Yesterday I was at that beer ticker-event of the year known as Sour & Bitter, a beer-and-food party organized by Drikkeriget as a kind of kick-off/warm-up event for Copenhagen Beer Celebration (which starts today). The line-up was drool-inducing indeed: lots of rare stuff from lambic masters 3 Fonteinen (including a release of their much-anticipated 2010 Framboos), The Bruery, Lost Abbey, and Pizza Port (first time in Europe!). Very high tick factor, in other words – someone even remarked that all the information released by Drikkeriget before the event just emphasised how rare the beers were, with not a word on whether they were any good.
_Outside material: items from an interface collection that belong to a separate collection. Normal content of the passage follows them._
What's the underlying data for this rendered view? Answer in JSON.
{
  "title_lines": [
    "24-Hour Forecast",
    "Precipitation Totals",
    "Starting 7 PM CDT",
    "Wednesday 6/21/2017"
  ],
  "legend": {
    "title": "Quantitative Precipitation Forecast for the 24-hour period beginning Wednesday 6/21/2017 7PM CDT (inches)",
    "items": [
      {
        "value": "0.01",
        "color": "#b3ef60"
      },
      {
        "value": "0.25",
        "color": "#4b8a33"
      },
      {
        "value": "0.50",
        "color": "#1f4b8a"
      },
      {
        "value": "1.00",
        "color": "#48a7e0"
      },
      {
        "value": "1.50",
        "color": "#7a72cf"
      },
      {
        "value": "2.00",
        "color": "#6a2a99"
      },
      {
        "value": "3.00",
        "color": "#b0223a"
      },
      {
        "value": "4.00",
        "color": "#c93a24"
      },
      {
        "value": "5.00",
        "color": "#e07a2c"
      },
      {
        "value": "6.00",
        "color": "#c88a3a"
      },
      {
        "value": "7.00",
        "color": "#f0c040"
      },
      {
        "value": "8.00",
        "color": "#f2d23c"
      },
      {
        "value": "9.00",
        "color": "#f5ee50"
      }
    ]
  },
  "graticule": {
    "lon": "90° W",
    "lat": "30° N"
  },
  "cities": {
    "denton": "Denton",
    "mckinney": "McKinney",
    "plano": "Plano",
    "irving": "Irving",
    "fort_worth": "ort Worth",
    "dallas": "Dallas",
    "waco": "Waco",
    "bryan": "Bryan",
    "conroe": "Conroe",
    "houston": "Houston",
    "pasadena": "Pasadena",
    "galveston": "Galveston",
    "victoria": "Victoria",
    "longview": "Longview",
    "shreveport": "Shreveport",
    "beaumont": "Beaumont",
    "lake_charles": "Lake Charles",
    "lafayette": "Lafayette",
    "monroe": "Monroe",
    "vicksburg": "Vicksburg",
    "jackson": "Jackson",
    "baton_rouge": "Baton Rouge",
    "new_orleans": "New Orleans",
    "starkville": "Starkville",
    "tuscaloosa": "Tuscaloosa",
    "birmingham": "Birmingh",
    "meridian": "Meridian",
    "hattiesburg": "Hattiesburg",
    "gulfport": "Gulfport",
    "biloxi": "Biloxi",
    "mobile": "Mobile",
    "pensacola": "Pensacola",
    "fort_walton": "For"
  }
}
But I mustn’t grumble: the whole thing was excellent, with a very friendly atmosphere. It was very open and easy to chat to the brewers and the fellow beer-geeks. The love of beer and food shone through everything – food was provided by Mmm… Zonen for madkultur, and served in a set of small “stations” where the guests assembled their own nibbles also using components handed out in brown paper bags – very pretentious in a surprisingly un-pretentious way, if that makes any sense.
I’m an avid follower of Pumpclip Parade, a blog that collects, as they put it “Aesthetic Atrocities From The World Of Real Ale” – pumpclips and beer labels that are in such poor taste and with such horrible artwork/design that it is enough to put you off drinking for the rest of the night. Or week. I was therefore happy (in a watching-a-train-wreck kind of way) to be able to contribute what is possibly the worst and most offensive label art I’ve ever seen to the blog in question. Head on over and check out the horror – there’s no way I’m posting it here.